# The problem
Could you copy out every line of the data where the word "December" occurs?

# Dataset rows describing interfaces
:::::

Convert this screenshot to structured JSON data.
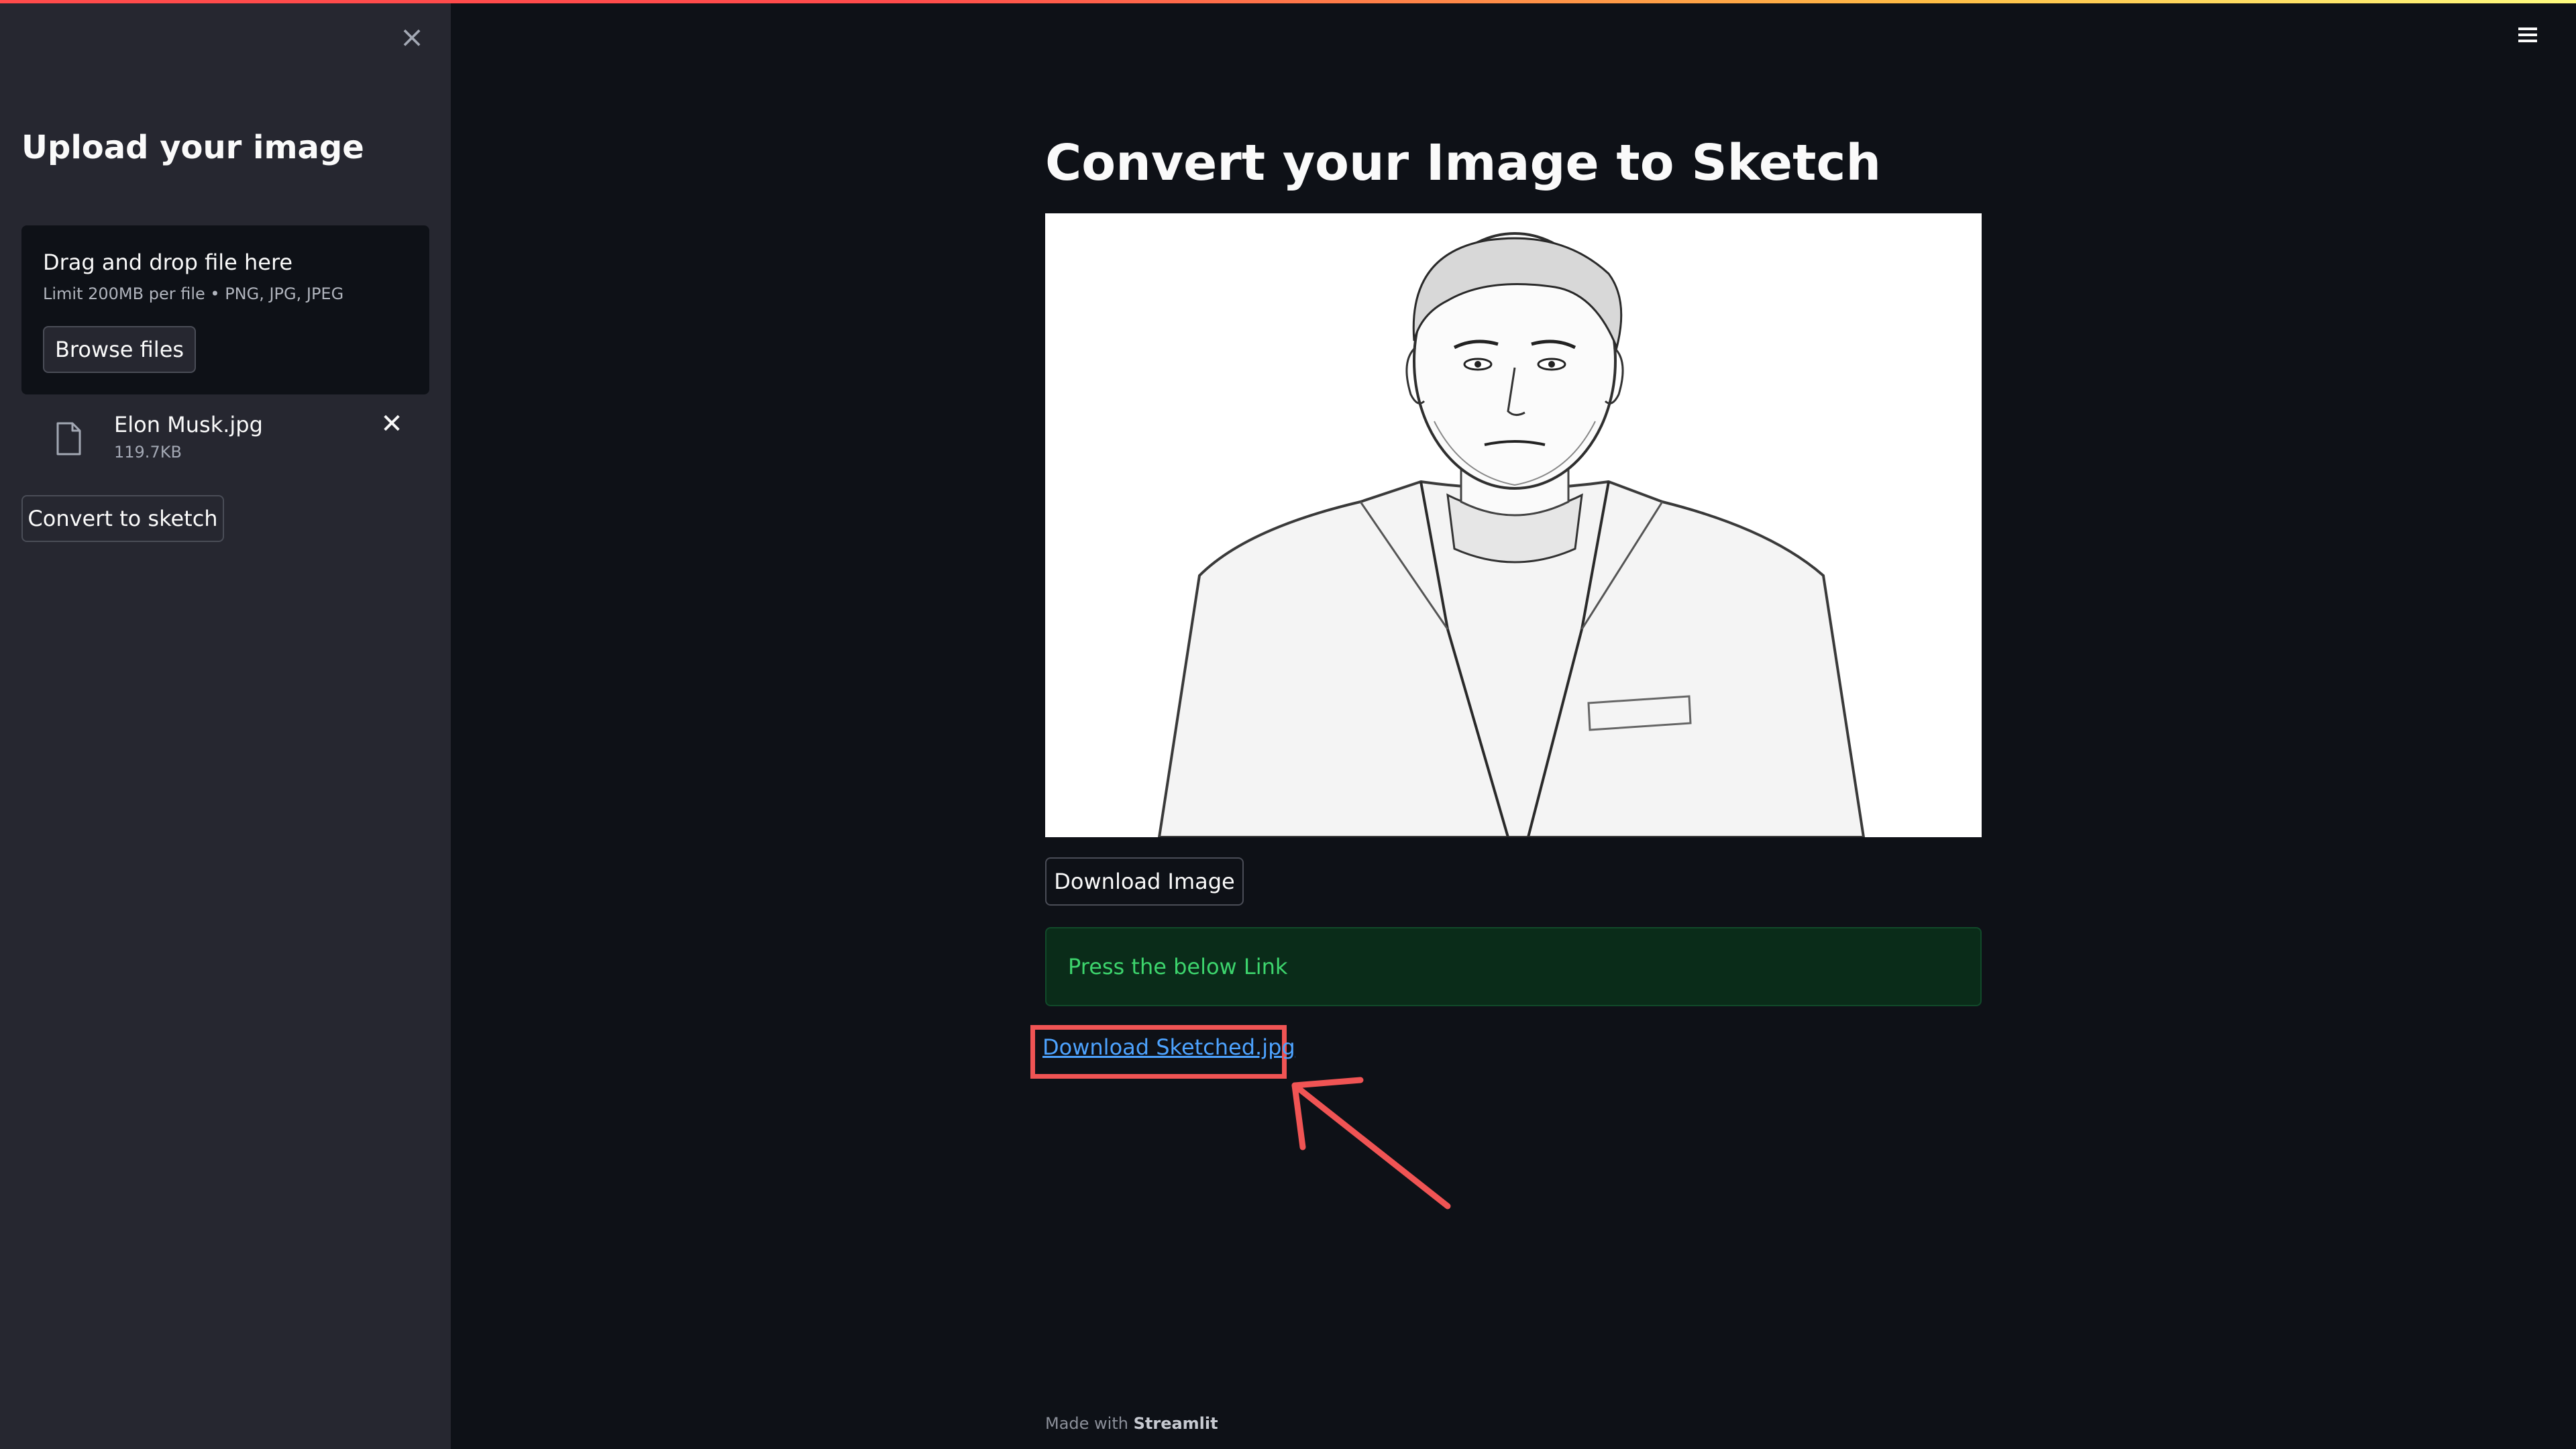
{
  "sidebar": {
    "title": "Upload your image",
    "uploader": {
      "drop_title": "Drag and drop file here",
      "limit_text": "Limit 200MB per file • PNG, JPG, JPEG",
      "browse_label": "Browse files"
    },
    "file": {
      "name": "Elon Musk.jpg",
      "size": "119.7KB"
    },
    "convert_label": "Convert to sketch"
  },
  "main": {
    "title": "Convert your Image to Sketch",
    "download_button_label": "Download Image",
    "success_text": "Press the below Link",
    "download_link_text": "Download Sketched.jpg"
  },
  "footer": {
    "prefix": "Made with",
    "brand": "Streamlit"
  },
  "colors": {
    "background": "#0e1117",
    "sidebar": "#262730",
    "success_bg": "#0a2c19",
    "success_text": "#3dd56d",
    "link": "#4da3ff",
    "highlight": "#f05454"
  }
}
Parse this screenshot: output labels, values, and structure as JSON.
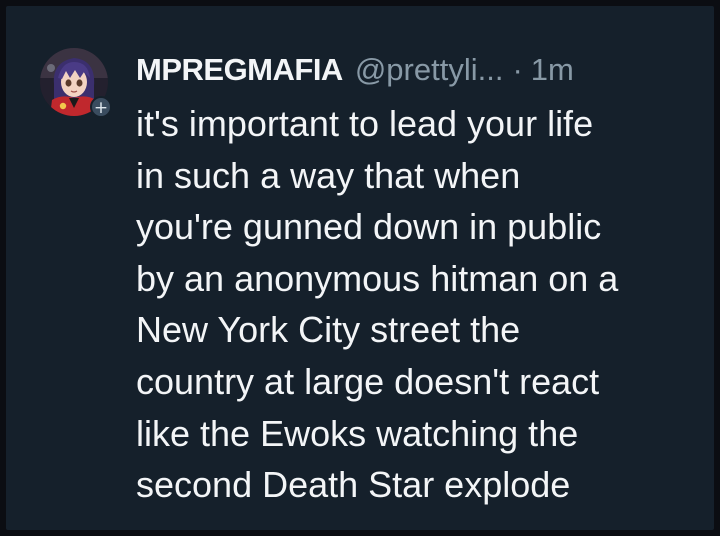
{
  "post": {
    "display_name": "MPREGMAFIA",
    "handle": "@prettyli...",
    "separator": "·",
    "time": "1m",
    "follow_badge": "+",
    "avatar_icon": "anime-character-avatar-icon",
    "text_lines": [
      "it's important to lead your life",
      "in such a way that when",
      "you're gunned down in public",
      "by an anonymous hitman on a",
      "New York City street the",
      "country at large doesn't react",
      "like the Ewoks watching the",
      "second Death Star explode"
    ]
  },
  "colors": {
    "background": "#15202b",
    "text": "#f3f5f7",
    "muted": "#8899a6"
  }
}
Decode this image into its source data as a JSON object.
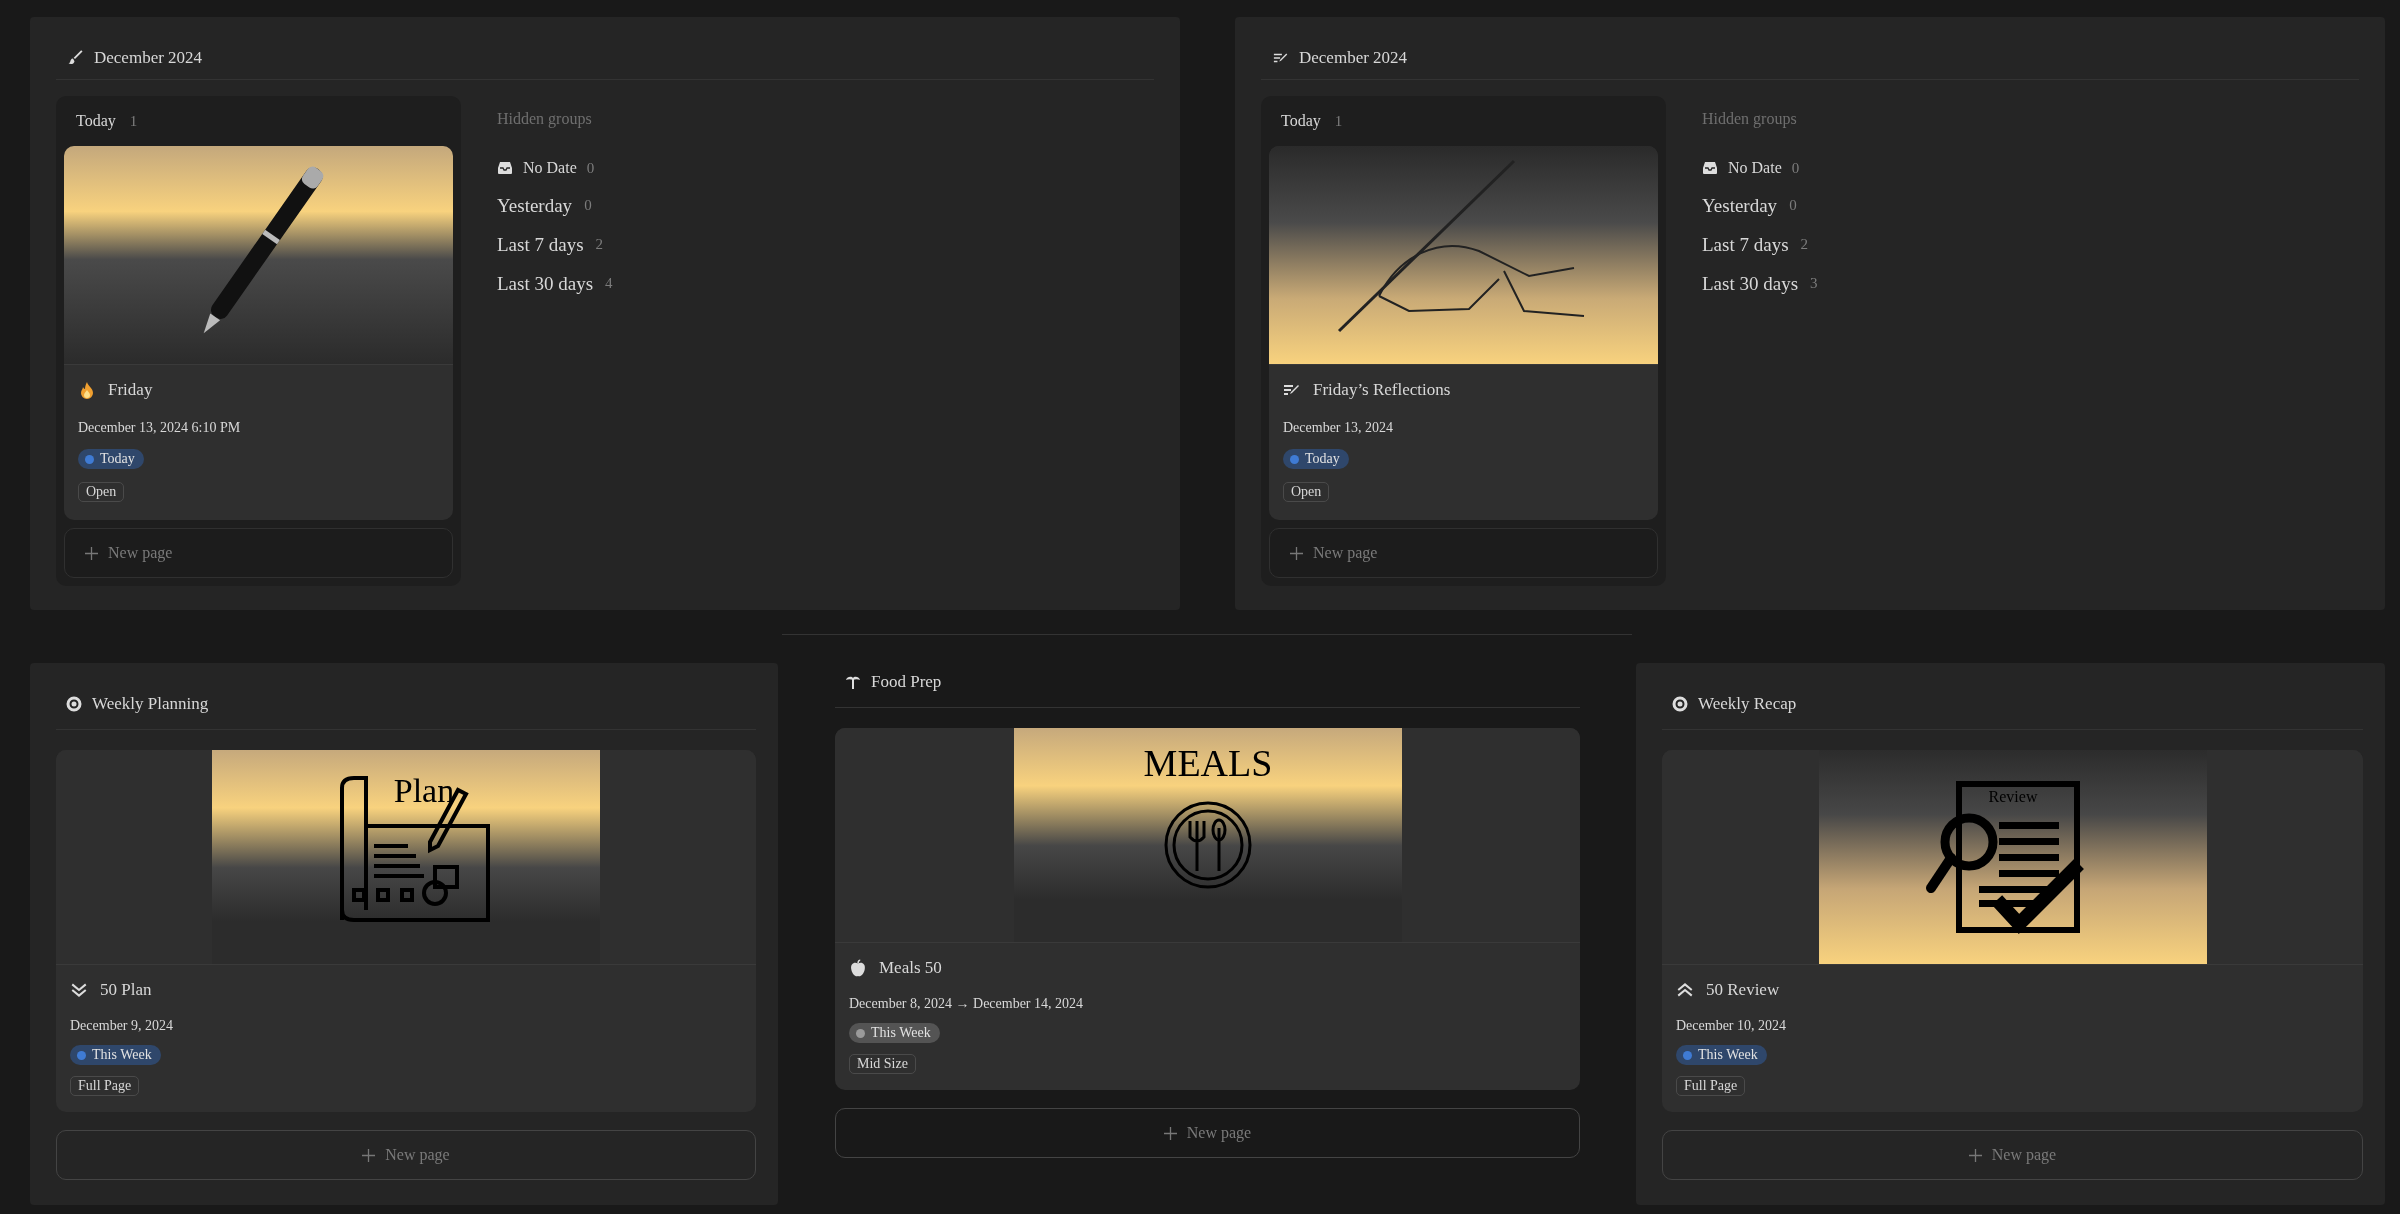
{
  "boards": [
    {
      "title": "December 2024",
      "column": {
        "label": "Today",
        "count": "1",
        "cards": [
          {
            "title": "Friday",
            "date": "December 13, 2024 6:10 PM",
            "status": {
              "label": "Today",
              "color": "#3f7bd4"
            },
            "tag": "Open"
          }
        ],
        "new_page": "New page"
      },
      "hidden": {
        "label": "Hidden groups",
        "groups": [
          {
            "kind": "no_date",
            "label": "No Date",
            "count": "0"
          },
          {
            "kind": "range",
            "label": "Yesterday",
            "count": "0"
          },
          {
            "kind": "range",
            "label": "Last 7 days",
            "count": "2"
          },
          {
            "kind": "range",
            "label": "Last 30 days",
            "count": "4"
          }
        ]
      }
    },
    {
      "title": "December 2024",
      "column": {
        "label": "Today",
        "count": "1",
        "cards": [
          {
            "title": "Friday’s Reflections",
            "date": "December 13, 2024",
            "status": {
              "label": "Today",
              "color": "#3f7bd4"
            },
            "tag": "Open"
          }
        ],
        "new_page": "New page"
      },
      "hidden": {
        "label": "Hidden groups",
        "groups": [
          {
            "kind": "no_date",
            "label": "No Date",
            "count": "0"
          },
          {
            "kind": "range",
            "label": "Yesterday",
            "count": "0"
          },
          {
            "kind": "range",
            "label": "Last 7 days",
            "count": "2"
          },
          {
            "kind": "range",
            "label": "Last 30 days",
            "count": "3"
          }
        ]
      }
    }
  ],
  "galleries": [
    {
      "title": "Weekly Planning",
      "framed": true,
      "card": {
        "cover_text": "Plan",
        "title": "50 Plan",
        "date": "December 9, 2024",
        "status": {
          "label": "This Week",
          "color": "#3f7bd4"
        },
        "tag": "Full Page"
      },
      "new_page": "New page"
    },
    {
      "title": "Food Prep",
      "framed": false,
      "card": {
        "cover_text": "MEALS",
        "title": "Meals 50",
        "date": "December 8, 2024 → December 14, 2024",
        "status": {
          "label": "This Week",
          "color": "#9a9a9a"
        },
        "tag": "Mid Size"
      },
      "new_page": "New page"
    },
    {
      "title": "Weekly Recap",
      "framed": true,
      "card": {
        "cover_text": "Review",
        "title": "50 Review",
        "date": "December 10, 2024",
        "status": {
          "label": "This Week",
          "color": "#3f7bd4"
        },
        "tag": "Full Page"
      },
      "new_page": "New page"
    }
  ]
}
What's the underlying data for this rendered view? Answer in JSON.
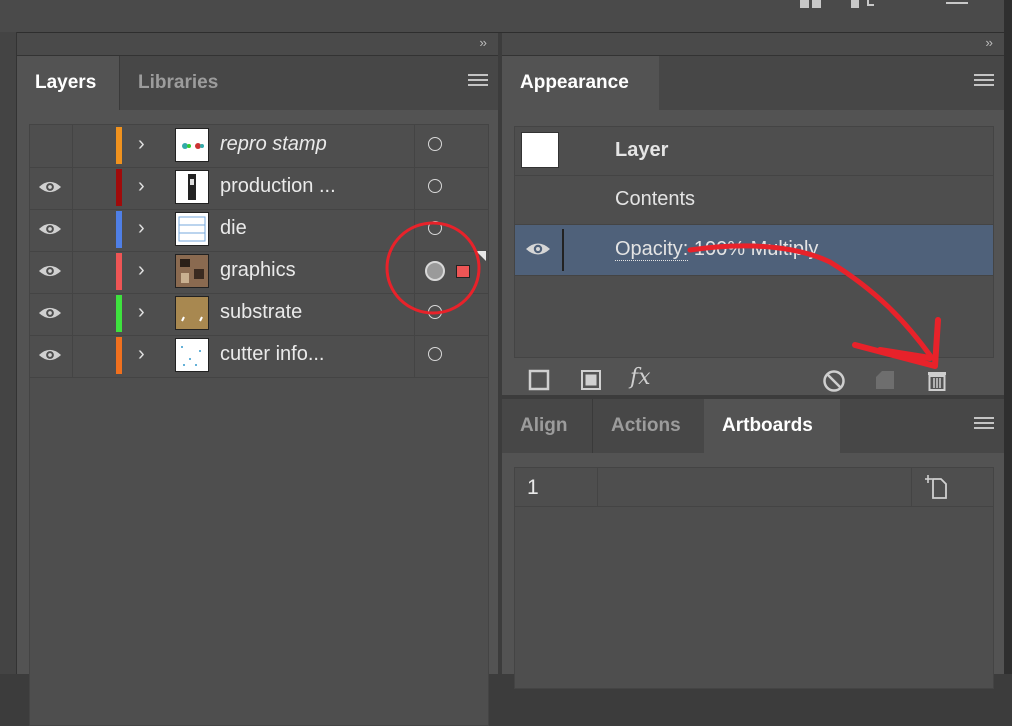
{
  "layers_panel": {
    "tabs": [
      {
        "label": "Layers"
      },
      {
        "label": "Libraries"
      }
    ],
    "layers": [
      {
        "name": "repro stamp",
        "color": "#f0921e",
        "visible": false,
        "italic": true,
        "selected": false
      },
      {
        "name": "production ...",
        "color": "#a00b0b",
        "visible": true,
        "italic": false,
        "selected": false
      },
      {
        "name": "die",
        "color": "#4f7fe6",
        "visible": true,
        "italic": false,
        "selected": false
      },
      {
        "name": "graphics",
        "color": "#ee5555",
        "visible": true,
        "italic": false,
        "selected": true
      },
      {
        "name": "substrate",
        "color": "#3ee23e",
        "visible": true,
        "italic": false,
        "selected": false
      },
      {
        "name": "cutter info...",
        "color": "#f0701e",
        "visible": true,
        "italic": false,
        "selected": false
      }
    ]
  },
  "appearance_panel": {
    "tab": "Appearance",
    "rows": {
      "layer": "Layer",
      "contents": "Contents",
      "opacity": "Opacity:",
      "opacity_value": "100% Multiply"
    },
    "footer_icons": [
      "new-stroke-icon",
      "new-fill-icon",
      "fx-icon",
      "clear-appearance-icon",
      "duplicate-item-icon",
      "delete-item-icon"
    ],
    "fx_label": "fx"
  },
  "bottom_panel": {
    "tabs": [
      {
        "label": "Align"
      },
      {
        "label": "Actions"
      },
      {
        "label": "Artboards"
      }
    ],
    "artboards": [
      {
        "number": "1"
      }
    ]
  },
  "collapse_glyph": "››",
  "annotation_color": "#e8222a"
}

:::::

# Solution to this task
      "title": "December 2024",
            "date": "December 13, 2024 6:10 PM",
      "title": "December 2024",
            "date": "December 13, 2024",
        "date": "December 9, 2024",
        "date": "December 8, 2024 → December 14, 2024",
        "date": "December 10, 2024",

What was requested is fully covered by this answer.